We don't even need to evaluate the second expression. We know we can't go down because we'd end up outside the maze, thus outside the array, throwing an *IndexOutOfBoundsException*.

After we branched and hit continue, we're once again at the top of our switch statement, this time with the value of *3 (Left, -Y)*. We can't go left, for the same reason we can't go up.

We can see the only way to go is to the right. Which is the case for value *1*, which happens to be the last element of *Directions* as it's currently shuffled.

We'd go right, making paths at *601* and *701 *and calling *Step* function again with parameters *1* and* 7*.

And that's it. The recursive function Step calls itself on and on, making paths until there's nowhere else to go. When switch cases for all four directions branches to continue statement, we don't call the *Step* again, and recursion ends.

## To be continued...

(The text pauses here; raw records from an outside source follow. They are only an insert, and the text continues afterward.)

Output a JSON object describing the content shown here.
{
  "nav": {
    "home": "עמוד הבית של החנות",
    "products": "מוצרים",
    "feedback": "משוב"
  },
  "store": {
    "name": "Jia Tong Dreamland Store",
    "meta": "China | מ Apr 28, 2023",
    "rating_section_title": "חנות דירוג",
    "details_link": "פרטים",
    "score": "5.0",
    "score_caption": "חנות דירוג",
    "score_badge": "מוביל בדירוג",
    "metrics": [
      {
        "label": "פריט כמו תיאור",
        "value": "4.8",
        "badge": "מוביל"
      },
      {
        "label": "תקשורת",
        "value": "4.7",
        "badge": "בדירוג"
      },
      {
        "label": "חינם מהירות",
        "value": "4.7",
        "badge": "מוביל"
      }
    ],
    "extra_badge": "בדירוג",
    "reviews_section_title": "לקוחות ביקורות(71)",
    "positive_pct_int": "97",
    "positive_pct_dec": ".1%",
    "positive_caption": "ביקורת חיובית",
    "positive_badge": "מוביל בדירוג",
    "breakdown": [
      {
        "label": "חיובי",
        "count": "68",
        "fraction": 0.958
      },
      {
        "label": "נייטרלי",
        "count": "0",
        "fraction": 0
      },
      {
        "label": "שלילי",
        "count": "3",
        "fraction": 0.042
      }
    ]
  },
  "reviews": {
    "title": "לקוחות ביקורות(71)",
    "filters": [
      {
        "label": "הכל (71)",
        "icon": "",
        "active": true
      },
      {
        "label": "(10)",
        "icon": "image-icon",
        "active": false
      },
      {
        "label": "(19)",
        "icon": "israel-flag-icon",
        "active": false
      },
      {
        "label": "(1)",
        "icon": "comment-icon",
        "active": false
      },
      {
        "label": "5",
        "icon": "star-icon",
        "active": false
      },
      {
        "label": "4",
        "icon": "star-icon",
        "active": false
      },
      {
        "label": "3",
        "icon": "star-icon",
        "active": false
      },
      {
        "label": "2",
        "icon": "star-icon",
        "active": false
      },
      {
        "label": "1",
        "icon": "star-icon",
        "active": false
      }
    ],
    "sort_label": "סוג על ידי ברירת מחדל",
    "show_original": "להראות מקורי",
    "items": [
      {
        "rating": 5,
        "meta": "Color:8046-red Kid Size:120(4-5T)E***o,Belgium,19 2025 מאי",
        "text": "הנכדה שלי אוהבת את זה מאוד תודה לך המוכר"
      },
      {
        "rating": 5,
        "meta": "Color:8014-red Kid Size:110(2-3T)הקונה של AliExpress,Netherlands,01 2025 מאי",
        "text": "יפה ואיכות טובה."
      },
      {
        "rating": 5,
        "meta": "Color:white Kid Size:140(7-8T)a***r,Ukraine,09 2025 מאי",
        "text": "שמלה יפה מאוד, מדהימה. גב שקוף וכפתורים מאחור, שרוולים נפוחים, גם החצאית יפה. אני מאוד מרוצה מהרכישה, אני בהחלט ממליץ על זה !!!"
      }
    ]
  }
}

In the next part, we're going to use the memory representation of a maze in the subsequent process when we use clever pattern matching for building a maze out of modular pieces, just like the one you saw in the first image at the beginning of the post or the ones n the screenshots below.

See you in the Part II!